## Task requirements
For each line of the data that includes the word "this", copy the line.
:: Recorded data ::
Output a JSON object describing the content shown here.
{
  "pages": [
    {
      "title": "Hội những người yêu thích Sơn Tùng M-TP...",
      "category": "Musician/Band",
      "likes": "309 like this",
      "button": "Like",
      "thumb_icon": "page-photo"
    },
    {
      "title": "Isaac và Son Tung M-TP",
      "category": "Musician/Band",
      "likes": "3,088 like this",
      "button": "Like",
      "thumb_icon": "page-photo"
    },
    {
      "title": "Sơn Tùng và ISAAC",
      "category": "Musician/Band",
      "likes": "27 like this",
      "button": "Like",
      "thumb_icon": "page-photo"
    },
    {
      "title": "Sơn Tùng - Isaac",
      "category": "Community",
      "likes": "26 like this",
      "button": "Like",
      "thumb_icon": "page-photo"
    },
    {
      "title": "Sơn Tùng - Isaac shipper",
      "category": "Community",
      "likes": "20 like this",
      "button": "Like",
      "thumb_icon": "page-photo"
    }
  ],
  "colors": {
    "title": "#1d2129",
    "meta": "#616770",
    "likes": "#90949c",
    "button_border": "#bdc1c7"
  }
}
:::
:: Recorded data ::
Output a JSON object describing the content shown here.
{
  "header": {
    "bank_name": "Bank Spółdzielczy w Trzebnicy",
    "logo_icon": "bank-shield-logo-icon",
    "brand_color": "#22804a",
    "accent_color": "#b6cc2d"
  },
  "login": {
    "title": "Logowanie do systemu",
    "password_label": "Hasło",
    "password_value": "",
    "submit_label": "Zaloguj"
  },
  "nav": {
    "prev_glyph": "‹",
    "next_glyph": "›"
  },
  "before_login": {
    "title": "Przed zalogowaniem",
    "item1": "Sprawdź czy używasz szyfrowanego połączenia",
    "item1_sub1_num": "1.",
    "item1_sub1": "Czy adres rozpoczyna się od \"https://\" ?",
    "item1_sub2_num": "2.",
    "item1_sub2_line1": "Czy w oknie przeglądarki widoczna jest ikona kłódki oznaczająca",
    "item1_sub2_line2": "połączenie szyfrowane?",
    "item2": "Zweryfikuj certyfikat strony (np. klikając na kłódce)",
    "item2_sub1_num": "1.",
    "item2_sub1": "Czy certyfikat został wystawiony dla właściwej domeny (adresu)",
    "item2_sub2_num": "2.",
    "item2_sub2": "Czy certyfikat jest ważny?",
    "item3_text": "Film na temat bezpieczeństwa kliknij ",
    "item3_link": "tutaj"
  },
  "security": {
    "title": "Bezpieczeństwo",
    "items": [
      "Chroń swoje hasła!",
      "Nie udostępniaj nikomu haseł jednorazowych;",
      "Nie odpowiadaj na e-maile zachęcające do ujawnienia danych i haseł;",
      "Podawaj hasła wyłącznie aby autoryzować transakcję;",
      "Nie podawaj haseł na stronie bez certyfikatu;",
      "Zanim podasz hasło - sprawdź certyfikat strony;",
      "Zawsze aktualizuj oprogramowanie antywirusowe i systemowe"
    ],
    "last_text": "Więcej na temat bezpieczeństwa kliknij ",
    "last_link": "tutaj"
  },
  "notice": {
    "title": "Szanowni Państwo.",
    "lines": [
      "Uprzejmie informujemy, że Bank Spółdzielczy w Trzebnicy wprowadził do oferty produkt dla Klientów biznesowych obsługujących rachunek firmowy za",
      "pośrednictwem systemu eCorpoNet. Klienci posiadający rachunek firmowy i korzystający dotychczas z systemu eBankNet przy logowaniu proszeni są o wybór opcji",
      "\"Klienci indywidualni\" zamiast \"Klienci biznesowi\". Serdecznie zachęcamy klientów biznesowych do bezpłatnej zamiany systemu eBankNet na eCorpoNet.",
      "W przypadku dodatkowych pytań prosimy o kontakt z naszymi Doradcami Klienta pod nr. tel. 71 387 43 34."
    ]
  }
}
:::
## Solved exercise
      "likes": "309 like this",
      "likes": "3,088 like this",
      "likes": "27 like this",
      "likes": "26 like this",
      "likes": "20 like this",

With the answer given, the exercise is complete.